According to James M. Kiefer, Pricing Economist for the U.S. Postal Service, “The single-piece, first-ounce price ― commonly known as the stamp price ― is the most visible price offered by the Postal Service. It is also the single most important price in terms of revenue generated.”
Reading that quote, you might ask yourself why the U.S. Postal Service would be willing to sell you a stamp that can be used decades from now for what you paid today, when that very stamp and the revenue it generates are what’s keeping the Postal Service in business. The details are complicated, so maybe the trick is to stop asking why and get to the business of how Forever Stamps can save you some real money.
Interestingly, the typical household in America is not affected all that much by changes in the stamp price. In fact, an increase of two cents in the stamp price amounts to only an estimated $3 annual increase in postage costs for the typical household in America that sends an average amount of first-class mail. Even at $.44, mailing a letter in the good old USA is still a bargain in comparison to virtually anywhere else in the world, that’s for sure. But that doesn’t mean you can’t make a smart move for your pocket book and save yourself some money, does it?
If you’re lucky enough to have the resources right now to buy Forever Stamps in bulk at the going rate, the fact is that you’ll eventually save a significant amount of money. Even if you only send the typical amount of mail per month, adopting a “buy and hold” Forever Stamp strategy will mean more money in your pocket in the long run, for sure.
However, the real cost savings when it comes to Forever Stamps is for home-based or other small, mid-sized or large businesses, distributorships, licensee opportunities and franchises, many of which incur significant postage costs each year. If these bulk postage consumers can exercise that same “buy and hold” strategy, they will save a ton of dough. Buying ten thousand or even a hundred thousand stamps today will save hundreds if not thousands of dollars in the long run ― money that can be spent elsewhere. Let’s be honest, in this day and age, smart business owners know that every little bit saved helps to lower overall expenditures and ultimately increase profits.
Why not consider buying Forever Stamps as one important cost-saving strategy for your business this year?
Not convinced? Well, the U.S. Postal Service is really working hard to make buying Forever Stamps worth your while. It recently issued two new, first-class-mail Forever Stamps on coils. Saving money by purchasing Forever Stamps in bulk has never been easier!

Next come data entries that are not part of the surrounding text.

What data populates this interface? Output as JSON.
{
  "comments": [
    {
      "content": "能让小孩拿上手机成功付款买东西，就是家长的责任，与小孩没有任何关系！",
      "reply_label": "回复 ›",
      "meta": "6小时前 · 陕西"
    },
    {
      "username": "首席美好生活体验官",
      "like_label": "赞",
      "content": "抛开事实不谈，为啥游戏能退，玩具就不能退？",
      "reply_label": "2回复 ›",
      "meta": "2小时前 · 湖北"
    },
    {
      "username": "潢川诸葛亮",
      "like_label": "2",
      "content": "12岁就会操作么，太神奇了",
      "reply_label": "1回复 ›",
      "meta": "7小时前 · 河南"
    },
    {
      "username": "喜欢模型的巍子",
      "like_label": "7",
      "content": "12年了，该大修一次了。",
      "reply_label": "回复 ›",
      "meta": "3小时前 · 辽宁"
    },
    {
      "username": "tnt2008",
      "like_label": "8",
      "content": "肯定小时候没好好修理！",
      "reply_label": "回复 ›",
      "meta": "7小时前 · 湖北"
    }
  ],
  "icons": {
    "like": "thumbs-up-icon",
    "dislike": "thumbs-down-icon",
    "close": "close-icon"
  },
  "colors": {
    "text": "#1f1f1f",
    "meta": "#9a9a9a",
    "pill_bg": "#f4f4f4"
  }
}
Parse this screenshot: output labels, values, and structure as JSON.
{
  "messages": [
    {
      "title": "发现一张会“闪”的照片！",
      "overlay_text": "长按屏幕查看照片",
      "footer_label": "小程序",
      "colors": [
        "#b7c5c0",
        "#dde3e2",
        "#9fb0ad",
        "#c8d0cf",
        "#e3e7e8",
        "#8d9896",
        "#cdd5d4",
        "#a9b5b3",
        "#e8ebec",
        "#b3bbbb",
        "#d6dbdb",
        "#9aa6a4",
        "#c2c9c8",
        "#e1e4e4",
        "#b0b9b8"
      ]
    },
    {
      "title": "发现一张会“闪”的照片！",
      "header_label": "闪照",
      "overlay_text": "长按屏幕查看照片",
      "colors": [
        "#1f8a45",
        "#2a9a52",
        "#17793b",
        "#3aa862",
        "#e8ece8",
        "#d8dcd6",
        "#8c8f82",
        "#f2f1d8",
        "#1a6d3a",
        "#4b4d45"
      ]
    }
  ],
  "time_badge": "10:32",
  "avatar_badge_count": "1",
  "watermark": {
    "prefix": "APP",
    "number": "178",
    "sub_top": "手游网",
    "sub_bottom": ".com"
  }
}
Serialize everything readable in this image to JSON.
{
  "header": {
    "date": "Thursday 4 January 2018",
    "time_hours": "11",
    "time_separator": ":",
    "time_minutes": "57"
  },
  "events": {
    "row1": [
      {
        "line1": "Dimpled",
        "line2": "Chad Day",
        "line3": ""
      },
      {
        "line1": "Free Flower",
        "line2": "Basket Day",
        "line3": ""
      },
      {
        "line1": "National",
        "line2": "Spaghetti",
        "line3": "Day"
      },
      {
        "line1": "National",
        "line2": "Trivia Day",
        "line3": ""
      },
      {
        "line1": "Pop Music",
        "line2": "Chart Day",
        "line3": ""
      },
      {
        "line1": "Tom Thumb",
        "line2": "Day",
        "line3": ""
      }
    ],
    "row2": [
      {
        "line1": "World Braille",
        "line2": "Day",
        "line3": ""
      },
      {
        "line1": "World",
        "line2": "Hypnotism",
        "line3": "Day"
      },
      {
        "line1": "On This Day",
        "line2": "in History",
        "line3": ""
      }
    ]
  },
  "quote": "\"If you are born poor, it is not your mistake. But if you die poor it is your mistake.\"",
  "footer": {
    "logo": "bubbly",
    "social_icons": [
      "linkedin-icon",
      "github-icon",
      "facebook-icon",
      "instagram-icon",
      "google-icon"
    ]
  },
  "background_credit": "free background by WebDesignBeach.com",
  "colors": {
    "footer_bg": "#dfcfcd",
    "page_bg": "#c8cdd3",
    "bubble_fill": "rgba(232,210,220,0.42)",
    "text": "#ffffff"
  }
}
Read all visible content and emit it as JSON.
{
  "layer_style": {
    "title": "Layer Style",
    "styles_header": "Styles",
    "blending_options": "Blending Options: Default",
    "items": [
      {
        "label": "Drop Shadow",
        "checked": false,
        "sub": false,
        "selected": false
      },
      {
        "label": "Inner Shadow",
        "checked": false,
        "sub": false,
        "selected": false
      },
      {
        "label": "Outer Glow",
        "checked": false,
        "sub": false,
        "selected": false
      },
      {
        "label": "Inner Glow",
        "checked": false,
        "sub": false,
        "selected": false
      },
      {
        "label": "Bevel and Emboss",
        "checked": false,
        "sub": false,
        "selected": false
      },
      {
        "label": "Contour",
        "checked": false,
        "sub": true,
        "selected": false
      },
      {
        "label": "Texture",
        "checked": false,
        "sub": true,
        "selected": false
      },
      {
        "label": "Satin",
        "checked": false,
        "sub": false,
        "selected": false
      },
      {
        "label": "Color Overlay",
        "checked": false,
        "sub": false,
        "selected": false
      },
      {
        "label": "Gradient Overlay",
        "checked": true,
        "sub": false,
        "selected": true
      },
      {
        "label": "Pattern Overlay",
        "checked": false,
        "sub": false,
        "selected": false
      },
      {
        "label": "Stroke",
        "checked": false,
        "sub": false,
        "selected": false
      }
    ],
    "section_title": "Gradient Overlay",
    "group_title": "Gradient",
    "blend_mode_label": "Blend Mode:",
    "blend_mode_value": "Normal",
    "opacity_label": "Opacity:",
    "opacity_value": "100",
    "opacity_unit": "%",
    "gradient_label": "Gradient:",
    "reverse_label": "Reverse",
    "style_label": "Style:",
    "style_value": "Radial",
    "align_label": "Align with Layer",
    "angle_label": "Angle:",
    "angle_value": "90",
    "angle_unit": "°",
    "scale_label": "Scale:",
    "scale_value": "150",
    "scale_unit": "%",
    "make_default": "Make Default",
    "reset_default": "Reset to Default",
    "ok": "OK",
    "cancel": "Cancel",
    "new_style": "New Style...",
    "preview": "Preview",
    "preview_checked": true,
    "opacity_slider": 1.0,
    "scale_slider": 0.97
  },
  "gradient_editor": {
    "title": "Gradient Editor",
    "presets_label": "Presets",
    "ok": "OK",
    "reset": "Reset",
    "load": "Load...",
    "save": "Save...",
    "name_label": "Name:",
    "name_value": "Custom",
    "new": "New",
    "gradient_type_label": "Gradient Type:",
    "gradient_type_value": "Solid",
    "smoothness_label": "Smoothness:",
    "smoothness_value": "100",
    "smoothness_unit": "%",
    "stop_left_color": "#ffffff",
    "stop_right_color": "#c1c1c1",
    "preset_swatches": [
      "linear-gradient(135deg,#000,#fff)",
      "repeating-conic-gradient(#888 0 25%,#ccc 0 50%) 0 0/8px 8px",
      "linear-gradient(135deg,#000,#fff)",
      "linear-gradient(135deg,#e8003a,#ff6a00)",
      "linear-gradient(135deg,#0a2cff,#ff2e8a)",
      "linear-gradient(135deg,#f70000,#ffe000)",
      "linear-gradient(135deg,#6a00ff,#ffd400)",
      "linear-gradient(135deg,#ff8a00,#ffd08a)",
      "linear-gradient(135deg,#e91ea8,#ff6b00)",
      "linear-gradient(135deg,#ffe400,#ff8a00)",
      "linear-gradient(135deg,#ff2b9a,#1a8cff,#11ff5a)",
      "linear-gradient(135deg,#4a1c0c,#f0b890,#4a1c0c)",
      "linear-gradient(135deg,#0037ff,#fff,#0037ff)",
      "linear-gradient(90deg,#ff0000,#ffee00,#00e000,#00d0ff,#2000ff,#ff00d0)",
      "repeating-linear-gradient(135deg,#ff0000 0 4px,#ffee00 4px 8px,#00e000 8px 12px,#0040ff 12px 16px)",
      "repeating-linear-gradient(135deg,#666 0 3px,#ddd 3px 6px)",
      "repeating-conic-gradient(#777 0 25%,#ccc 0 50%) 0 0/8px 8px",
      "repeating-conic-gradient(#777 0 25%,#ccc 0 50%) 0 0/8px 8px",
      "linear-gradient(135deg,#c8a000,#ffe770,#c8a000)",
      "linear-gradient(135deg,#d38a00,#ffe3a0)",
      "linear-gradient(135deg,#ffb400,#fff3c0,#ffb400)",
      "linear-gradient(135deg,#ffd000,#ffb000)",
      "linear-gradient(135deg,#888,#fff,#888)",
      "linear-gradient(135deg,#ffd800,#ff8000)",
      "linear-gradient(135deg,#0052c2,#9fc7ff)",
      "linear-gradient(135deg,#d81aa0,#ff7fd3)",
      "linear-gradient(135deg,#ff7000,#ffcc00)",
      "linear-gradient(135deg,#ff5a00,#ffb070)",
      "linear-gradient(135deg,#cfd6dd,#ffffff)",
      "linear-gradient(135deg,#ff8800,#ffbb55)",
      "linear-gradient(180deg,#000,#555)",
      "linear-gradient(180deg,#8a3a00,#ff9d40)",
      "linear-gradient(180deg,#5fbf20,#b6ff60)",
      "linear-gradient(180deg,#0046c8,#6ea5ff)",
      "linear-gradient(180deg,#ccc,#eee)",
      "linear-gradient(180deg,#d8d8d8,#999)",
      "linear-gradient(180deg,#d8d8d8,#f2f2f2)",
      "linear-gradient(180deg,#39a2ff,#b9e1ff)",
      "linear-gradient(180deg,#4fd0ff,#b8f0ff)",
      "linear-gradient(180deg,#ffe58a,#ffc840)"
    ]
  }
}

For more information on the latest Forever Stamps and the most current U.S. Postal Service news, visit https://www.usps.com/communications/newsroom/welcome.htm.
In the meantime, here are some additional Forever Stamp and U.S. Postal Service fun facts you may find interesting: